[…] Samuel Huntington, in his well-received book Clash of Civilizations and Remaking of World Order (1996) points out that Islamists are involved in the majority of all the wars and conflicts around the world, and we should not ignore the reality that Islamists are committed to conquest and have no taste for resolution of their enmity for non-believers.
Ibrahim made the news before and after his book came out and he was recognized and acclaimed as in important voice in the matter of the threat of Islam, the problem of persistent and dangerous Islamic Jihadis personified by Hamas, Hezb’allah and of course the pretentious attempt to create the new Caliphate, ISIS. Ibrahim showed by history that the West was naïve to think that Islam is a religion of peace. He asserted that naiveté in these matters ignores hundreds of years, more than a millennium of conflict between Muslims and Christians (identified as “the West”). […]
As Ibrahim asserted, history did not begin with Western Imperialism and slavery did not originate in the United States. Muslim Imperialism lasted from 630 to the end of the Ottoman Empire after WWI. It enslaved millions of people from all of the lands it conquered, those that it allowed to live or avoid slavery. Consider such a stark contrast from Christian practices and certainly Christian non-violent expansion in the first centuries of the first millennium.
The Crusades were not an example of “aggression” against peaceful Muslims but an effort to take back the Holy Lands from the Muslim conquerors who had taken the Middle Eastern Christian Countries by violent conquest and were persecuting the remainders of the Christians that inhabited the lands Islamist conquerors had subjugated and enslaved. Genocide is still a practice among modern Muslims — exemplified in Africa and the Middle East, in all Islamist countries.
There is nothing adequate to describe the nature of Islamic violence on infidel enemies and the book describes shocking beheading deaths, wanton destruction, devastation, burning alive, crucifixion, skinning alive, impalement, rape, pillage, kidnapping, abominable abuse and slavery that accompanied the spread of Islam. Conquered towns and cities with stacks of skulls at their entrances to intimidate. In the book Ibrahim provides details, and the butchery and shocking violence was over 14 centuries. The author of a contemporaneous account in Sword and Scimitar ends his bloodshed-riddled account with “But let us say no more, for it is impossible to describe the horrors the Muslims committed.” Such things were common to the Jihad.

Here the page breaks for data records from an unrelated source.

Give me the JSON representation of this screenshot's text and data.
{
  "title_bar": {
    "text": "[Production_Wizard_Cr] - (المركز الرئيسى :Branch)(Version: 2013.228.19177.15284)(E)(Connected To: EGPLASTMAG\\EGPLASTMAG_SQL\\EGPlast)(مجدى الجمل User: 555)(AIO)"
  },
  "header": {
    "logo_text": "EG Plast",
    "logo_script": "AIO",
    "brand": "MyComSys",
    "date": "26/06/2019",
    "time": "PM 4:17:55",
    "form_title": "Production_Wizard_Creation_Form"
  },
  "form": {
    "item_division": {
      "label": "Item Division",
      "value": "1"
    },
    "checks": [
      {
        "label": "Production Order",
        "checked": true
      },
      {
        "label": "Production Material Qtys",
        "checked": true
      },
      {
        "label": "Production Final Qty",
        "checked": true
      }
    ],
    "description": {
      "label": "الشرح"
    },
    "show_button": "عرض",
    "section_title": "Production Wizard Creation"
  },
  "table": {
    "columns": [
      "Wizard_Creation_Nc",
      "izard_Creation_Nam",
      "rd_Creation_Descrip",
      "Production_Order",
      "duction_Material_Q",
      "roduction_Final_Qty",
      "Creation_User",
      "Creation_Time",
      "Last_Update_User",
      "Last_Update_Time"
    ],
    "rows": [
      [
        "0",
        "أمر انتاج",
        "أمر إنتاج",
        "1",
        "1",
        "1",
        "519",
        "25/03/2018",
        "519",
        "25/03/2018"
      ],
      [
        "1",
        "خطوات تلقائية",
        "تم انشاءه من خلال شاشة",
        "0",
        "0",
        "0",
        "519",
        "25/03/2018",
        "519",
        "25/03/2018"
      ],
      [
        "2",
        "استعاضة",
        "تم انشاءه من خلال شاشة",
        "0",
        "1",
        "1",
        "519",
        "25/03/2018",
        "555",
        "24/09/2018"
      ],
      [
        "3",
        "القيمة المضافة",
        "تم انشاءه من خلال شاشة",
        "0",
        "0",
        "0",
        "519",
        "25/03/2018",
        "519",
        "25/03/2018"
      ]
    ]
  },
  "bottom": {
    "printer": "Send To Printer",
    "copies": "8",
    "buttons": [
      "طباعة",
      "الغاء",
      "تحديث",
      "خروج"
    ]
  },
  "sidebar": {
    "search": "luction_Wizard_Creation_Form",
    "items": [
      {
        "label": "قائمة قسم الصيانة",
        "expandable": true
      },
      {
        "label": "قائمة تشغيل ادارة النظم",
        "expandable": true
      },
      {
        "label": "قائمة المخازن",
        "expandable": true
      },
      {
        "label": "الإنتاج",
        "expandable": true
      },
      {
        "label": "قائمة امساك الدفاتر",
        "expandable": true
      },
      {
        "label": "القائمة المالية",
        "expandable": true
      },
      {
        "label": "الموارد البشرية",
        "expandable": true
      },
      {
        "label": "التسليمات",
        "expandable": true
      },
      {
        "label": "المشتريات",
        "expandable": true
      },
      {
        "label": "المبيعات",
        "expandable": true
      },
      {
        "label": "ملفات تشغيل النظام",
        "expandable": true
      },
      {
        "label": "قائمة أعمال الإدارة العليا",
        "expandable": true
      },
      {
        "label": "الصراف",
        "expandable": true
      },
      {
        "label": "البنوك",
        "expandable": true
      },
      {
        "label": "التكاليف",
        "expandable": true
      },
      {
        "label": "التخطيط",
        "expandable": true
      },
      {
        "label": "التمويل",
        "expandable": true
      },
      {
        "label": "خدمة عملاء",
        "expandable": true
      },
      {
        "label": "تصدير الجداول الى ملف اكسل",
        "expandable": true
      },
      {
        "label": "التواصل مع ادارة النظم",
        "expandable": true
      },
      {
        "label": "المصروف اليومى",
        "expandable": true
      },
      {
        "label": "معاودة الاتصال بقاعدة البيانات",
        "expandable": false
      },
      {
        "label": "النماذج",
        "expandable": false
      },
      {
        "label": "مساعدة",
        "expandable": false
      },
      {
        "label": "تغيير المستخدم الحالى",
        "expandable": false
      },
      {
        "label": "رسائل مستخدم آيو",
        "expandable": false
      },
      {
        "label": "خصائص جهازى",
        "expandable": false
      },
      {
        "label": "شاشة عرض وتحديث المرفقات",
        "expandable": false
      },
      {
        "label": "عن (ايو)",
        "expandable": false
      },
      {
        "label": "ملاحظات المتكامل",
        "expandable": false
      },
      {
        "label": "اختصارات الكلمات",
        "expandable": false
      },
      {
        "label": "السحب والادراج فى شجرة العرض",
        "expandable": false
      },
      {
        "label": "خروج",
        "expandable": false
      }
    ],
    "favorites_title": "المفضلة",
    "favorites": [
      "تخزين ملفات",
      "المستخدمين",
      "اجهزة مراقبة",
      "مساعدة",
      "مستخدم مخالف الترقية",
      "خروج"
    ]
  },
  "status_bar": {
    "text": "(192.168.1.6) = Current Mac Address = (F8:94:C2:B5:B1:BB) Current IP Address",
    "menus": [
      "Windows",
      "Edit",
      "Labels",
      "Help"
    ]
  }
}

Raymond Ibrahim was invited to talk about his book at the Army War College. Then he was “uninvited” after pressure was exerted by the Council on American-Islamic Relations (CAIR). CAIR was an unindicted co-conspirator in the prosecution of the Holy Land Foundation efforts to fund terrorist organizations promoting jihadi anti-American entities. Don’t ask me to find excuses for the US Army for such a thing, but may I give another example of inane Army political correctness in a personal experience. I was at the door of the emergency department to receive the victims of the Nidal Hasan mass shooting November 5, 2009, and a few days later General George Casey, then Chief of Staff of the US Army, visited Fort Hood and expressed his concern that the event might impede his project to promote “diversity” in the Army. (Translated that means increasing Muslim soldiers.)
Ibrahim provided an excellent rebuttal to this scurrilous propaganda/nonsense promulgated by CAIR, and the weakling decision by the War College. More important, he pointed out that the American Military is obligated to know the nature and the motives of the enemy, including terrorist Islamists. But the Army caved and cancelled the engagement, but that’s what the Army does. They have a politically correct diversity project that includes ignoring the threat presented by Islamic Jihadists and Islamic antagonisms and ambitions, particularly Islamic hatred of non-believers. There is a strange political blind spot and willingness to accept disadvantage.
Sun Tzu, the renowned military sage said know yourself and know your enemy.
John Dale Dunn MD JD is a physician and inactive attorney in Brownwood, Texas.